● Required action: Filter task. Return each line of the material that holds the string "icon".

● Data records:
**********
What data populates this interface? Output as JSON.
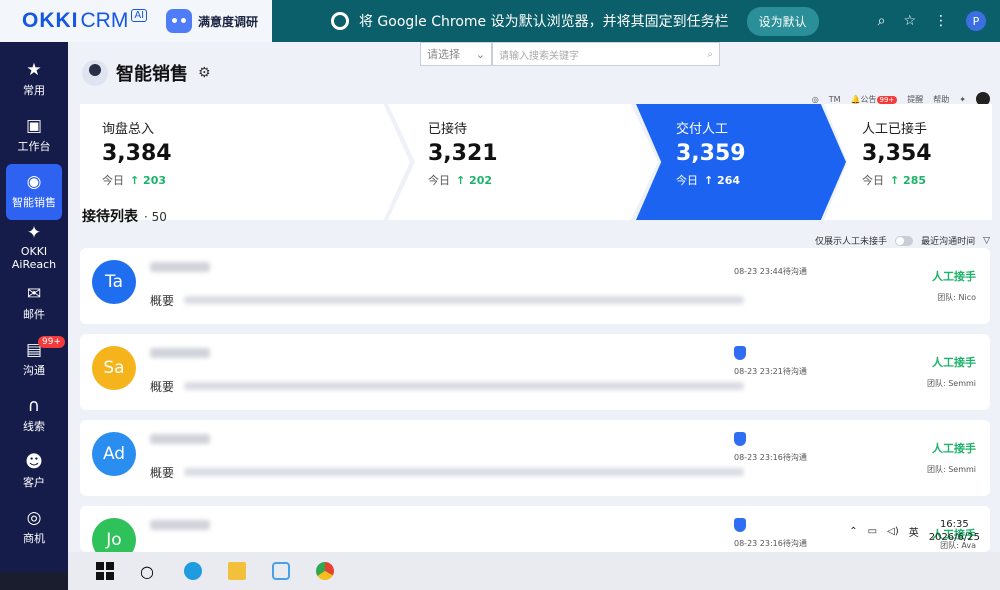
{
  "app": {
    "brand_okki": "OKKI",
    "brand_crm": "CRM",
    "brand_ai": "AI",
    "survey": "满意度调研"
  },
  "chrome_bar": {
    "message": "将 Google Chrome 设为默认浏览器，并将其固定到任务栏",
    "button": "设为默认",
    "profile": "P"
  },
  "sidebar": {
    "items": [
      {
        "label": "常用",
        "icon": "star-icon"
      },
      {
        "label": "工作台",
        "icon": "desk-icon"
      },
      {
        "label": "智能销售",
        "icon": "robot-icon",
        "active": true
      },
      {
        "label": "OKKI AiReach",
        "icon": "sparkle-icon"
      },
      {
        "label": "邮件",
        "icon": "mail-icon"
      },
      {
        "label": "沟通",
        "icon": "chat-icon",
        "badge": "99+"
      },
      {
        "label": "线索",
        "icon": "magnet-icon"
      },
      {
        "label": "客户",
        "icon": "people-icon"
      },
      {
        "label": "商机",
        "icon": "target-icon"
      }
    ]
  },
  "header": {
    "title": "智能销售",
    "select_placeholder": "请选择",
    "search_placeholder": "请输入搜索关键字",
    "tools": {
      "tm": "TM",
      "notice": "公告",
      "notice_badge": "99+",
      "remind": "提醒",
      "help": "帮助"
    }
  },
  "funnel": [
    {
      "label": "询盘总入",
      "value": "3,384",
      "today_label": "今日",
      "delta": "↑ 203"
    },
    {
      "label": "已接待",
      "value": "3,321",
      "today_label": "今日",
      "delta": "↑ 202"
    },
    {
      "label": "交付人工",
      "value": "3,359",
      "today_label": "今日",
      "delta": "↑ 264"
    },
    {
      "label": "人工已接手",
      "value": "3,354",
      "today_label": "今日",
      "delta": "↑ 285"
    }
  ],
  "list": {
    "title": "接待列表",
    "count": "· 50",
    "only_manual": "仅展示人工未接手",
    "sort": "最近沟通时间",
    "summary_label": "概要",
    "cards": [
      {
        "initials": "Ta",
        "color": "#1f6ef0",
        "time": "08-23 23:44待沟通",
        "status": "人工接手",
        "team": "团队: Nico"
      },
      {
        "initials": "Sa",
        "color": "#f5b41c",
        "time": "08-23 23:21待沟通",
        "status": "人工接手",
        "team": "团队: Semmi"
      },
      {
        "initials": "Ad",
        "color": "#2a8df0",
        "time": "08-23 23:16待沟通",
        "status": "人工接手",
        "team": "团队: Semmi"
      },
      {
        "initials": "Jo",
        "color": "#2fc15a",
        "time": "08-23 23:16待沟通",
        "status": "人工接手",
        "team": "团队: Ava"
      }
    ]
  },
  "taskbar": {
    "ime": "英",
    "time": "16:35",
    "date": "2026/6/25"
  }
}
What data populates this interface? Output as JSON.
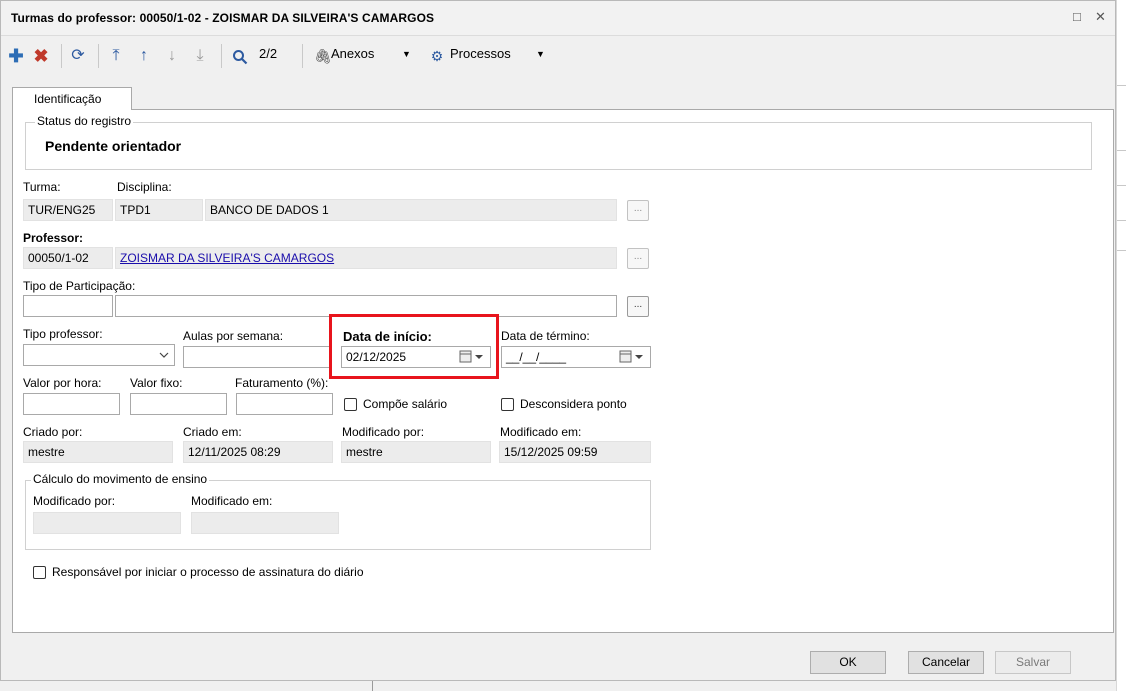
{
  "window": {
    "title": "Turmas do professor: 00050/1-02 - ZOISMAR DA SILVEIRA'S CAMARGOS",
    "maximize_glyph": "□",
    "close_glyph": "✕"
  },
  "toolbar": {
    "record_counter": "2/2",
    "attachments_label": "Anexos",
    "processes_label": "Processos",
    "dropdown_glyph": "▼"
  },
  "tabs": [
    "Identificação"
  ],
  "status": {
    "legend": "Status do registro",
    "value": "Pendente orientador"
  },
  "fields": {
    "turma": {
      "label": "Turma:",
      "value": "TUR/ENG25"
    },
    "disciplina": {
      "label": "Disciplina:",
      "code": "TPD1",
      "name": "BANCO DE DADOS 1"
    },
    "professor": {
      "label": "Professor:",
      "code": "00050/1-02",
      "name": "ZOISMAR DA SILVEIRA'S CAMARGOS"
    },
    "tipo_participacao": {
      "label": "Tipo de Participação:",
      "code": "",
      "name": ""
    },
    "tipo_professor": {
      "label": "Tipo professor:",
      "value": ""
    },
    "aulas_semana": {
      "label": "Aulas por semana:",
      "value": ""
    },
    "data_inicio": {
      "label": "Data de início:",
      "value": "02/12/2025"
    },
    "data_termino": {
      "label": "Data de término:",
      "value": "__/__/____"
    },
    "valor_hora": {
      "label": "Valor por hora:",
      "value": ""
    },
    "valor_fixo": {
      "label": "Valor fixo:",
      "value": ""
    },
    "faturamento": {
      "label": "Faturamento (%):",
      "value": ""
    },
    "compoe_salario": {
      "label": "Compõe salário",
      "checked": false
    },
    "desconsidera_ponto": {
      "label": "Desconsidera ponto",
      "checked": false
    },
    "criado_por": {
      "label": "Criado por:",
      "value": "mestre"
    },
    "criado_em": {
      "label": "Criado em:",
      "value": "12/11/2025 08:29"
    },
    "modificado_por": {
      "label": "Modificado por:",
      "value": "mestre"
    },
    "modificado_em": {
      "label": "Modificado em:",
      "value": "15/12/2025 09:59"
    }
  },
  "calculo": {
    "legend": "Cálculo do movimento de ensino",
    "modificado_por": {
      "label": "Modificado por:",
      "value": ""
    },
    "modificado_em": {
      "label": "Modificado em:",
      "value": ""
    }
  },
  "responsavel": {
    "label": "Responsável por iniciar o processo de assinatura do diário",
    "checked": false
  },
  "lookup_glyph": "...",
  "buttons": {
    "ok": "OK",
    "cancel": "Cancelar",
    "save": "Salvar"
  },
  "colors": {
    "highlight": "#e8141c",
    "toolbar_blue": "#2d5aa0",
    "delete_red": "#c0392b",
    "link": "#1a0dab"
  }
}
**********
● Expected output:
        "icon": "star-icon"
        "icon": "desk-icon"
        "icon": "robot-icon",
        "icon": "sparkle-icon"
        "icon": "mail-icon"
        "icon": "chat-icon",
        "icon": "magnet-icon"
        "icon": "people-icon"
        "icon": "target-icon"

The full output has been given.